### WHAT IS BEING ASKED:
Scan the entries below for the word "name" and copy every line in which it occurs.

◇ ◇ ◇ ◇ ◇

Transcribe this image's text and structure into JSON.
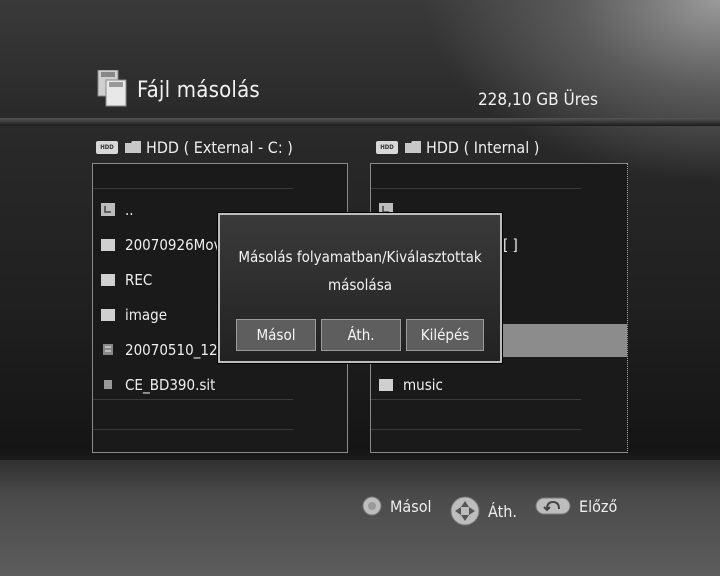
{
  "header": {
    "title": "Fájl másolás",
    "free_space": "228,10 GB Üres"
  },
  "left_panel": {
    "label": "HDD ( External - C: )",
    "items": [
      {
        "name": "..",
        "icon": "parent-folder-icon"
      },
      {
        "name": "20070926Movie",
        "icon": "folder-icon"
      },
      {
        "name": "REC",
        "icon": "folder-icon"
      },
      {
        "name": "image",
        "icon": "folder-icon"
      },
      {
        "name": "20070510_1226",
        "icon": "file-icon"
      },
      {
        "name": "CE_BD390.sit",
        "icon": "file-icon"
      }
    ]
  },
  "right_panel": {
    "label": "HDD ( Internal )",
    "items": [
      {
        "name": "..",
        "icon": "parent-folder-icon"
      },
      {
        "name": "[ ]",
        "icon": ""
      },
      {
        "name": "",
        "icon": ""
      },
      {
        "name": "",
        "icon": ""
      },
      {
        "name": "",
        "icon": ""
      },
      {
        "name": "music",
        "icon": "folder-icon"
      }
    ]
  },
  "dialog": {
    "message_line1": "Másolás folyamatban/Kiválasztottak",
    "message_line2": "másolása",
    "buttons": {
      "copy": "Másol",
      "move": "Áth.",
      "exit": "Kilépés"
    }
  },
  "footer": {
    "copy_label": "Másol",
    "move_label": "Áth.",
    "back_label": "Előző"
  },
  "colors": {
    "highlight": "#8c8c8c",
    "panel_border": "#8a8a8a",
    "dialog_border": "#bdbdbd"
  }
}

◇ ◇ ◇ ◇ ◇

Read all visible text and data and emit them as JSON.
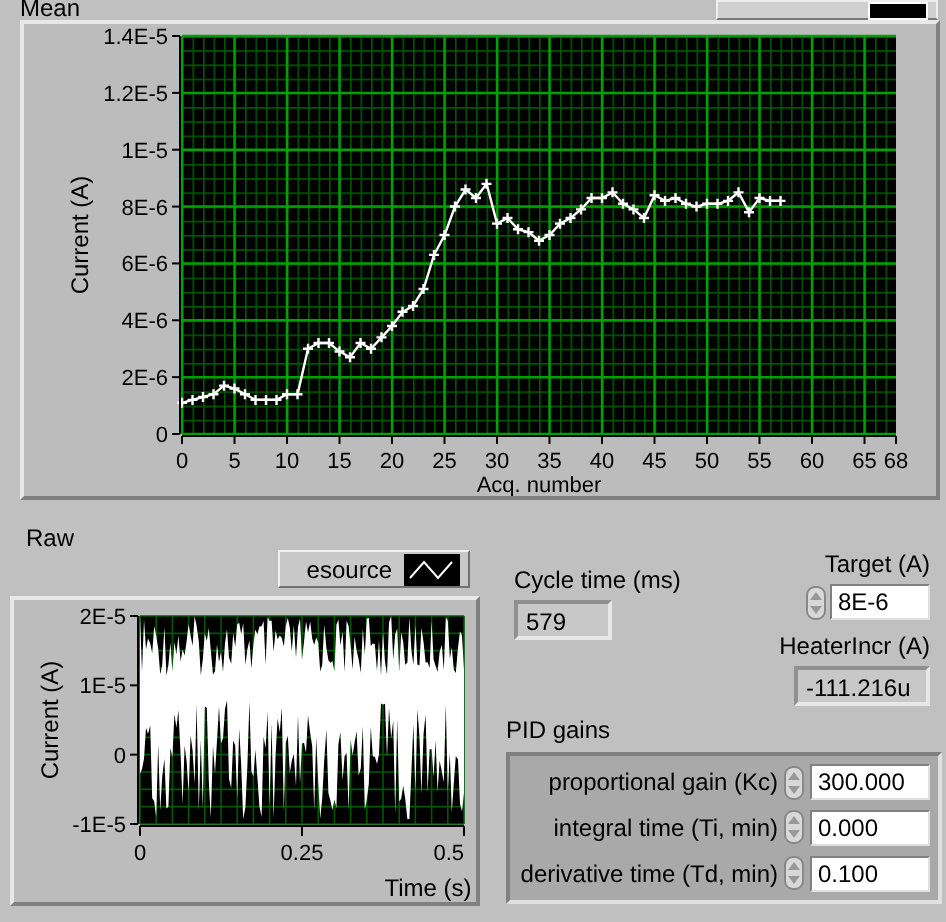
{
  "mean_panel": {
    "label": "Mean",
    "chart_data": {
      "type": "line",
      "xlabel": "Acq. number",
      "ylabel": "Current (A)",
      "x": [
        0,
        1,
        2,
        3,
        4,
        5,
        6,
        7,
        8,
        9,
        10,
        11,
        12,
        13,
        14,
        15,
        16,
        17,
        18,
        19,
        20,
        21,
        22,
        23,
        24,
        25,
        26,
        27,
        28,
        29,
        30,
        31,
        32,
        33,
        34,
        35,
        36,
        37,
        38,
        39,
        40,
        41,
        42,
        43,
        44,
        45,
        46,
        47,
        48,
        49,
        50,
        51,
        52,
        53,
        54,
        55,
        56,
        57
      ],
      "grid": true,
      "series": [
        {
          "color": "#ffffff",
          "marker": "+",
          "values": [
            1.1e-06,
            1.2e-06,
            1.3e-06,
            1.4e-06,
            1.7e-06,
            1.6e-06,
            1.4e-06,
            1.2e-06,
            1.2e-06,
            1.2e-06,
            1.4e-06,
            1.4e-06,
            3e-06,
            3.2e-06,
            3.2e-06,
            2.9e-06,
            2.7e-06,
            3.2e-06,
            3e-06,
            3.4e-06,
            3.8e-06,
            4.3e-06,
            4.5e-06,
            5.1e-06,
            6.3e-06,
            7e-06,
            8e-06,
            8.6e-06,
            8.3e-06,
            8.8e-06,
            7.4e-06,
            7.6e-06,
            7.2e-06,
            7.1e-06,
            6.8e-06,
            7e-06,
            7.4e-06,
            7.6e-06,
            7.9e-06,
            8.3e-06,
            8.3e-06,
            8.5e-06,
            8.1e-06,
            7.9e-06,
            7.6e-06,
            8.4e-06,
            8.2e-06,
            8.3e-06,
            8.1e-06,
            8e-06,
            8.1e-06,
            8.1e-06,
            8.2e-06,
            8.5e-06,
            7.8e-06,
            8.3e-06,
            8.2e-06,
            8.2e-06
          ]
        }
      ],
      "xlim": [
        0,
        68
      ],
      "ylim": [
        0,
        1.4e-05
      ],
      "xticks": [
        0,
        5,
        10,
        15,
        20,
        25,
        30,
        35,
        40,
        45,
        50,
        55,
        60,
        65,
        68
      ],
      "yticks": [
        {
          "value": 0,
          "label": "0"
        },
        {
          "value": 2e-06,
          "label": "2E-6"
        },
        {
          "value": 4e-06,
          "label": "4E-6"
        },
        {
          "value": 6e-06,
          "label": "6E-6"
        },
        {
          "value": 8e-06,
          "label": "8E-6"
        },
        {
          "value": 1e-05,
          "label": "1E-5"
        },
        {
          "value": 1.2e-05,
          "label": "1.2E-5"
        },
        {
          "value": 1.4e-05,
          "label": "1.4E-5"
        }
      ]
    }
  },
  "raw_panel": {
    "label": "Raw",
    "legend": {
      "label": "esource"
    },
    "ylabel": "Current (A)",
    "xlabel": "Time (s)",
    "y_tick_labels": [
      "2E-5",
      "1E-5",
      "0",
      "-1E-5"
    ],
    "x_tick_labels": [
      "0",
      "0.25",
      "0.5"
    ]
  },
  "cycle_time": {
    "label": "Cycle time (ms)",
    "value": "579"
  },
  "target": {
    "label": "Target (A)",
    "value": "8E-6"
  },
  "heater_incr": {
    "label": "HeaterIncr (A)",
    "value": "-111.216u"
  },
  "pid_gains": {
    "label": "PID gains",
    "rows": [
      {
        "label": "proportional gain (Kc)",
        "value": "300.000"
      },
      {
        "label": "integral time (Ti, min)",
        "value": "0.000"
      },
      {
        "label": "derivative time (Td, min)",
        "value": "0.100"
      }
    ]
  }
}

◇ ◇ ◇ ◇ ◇

### EXERCISE RESULT:
        "name": "..",
        "name": "20070926Movie",
        "name": "REC",
        "name": "image",
        "name": "20070510_1226",
        "name": "CE_BD390.sit",
        "name": "..",
        "name": "[ ]",
        "name": "",
        "name": "",
        "name": "",
        "name": "music",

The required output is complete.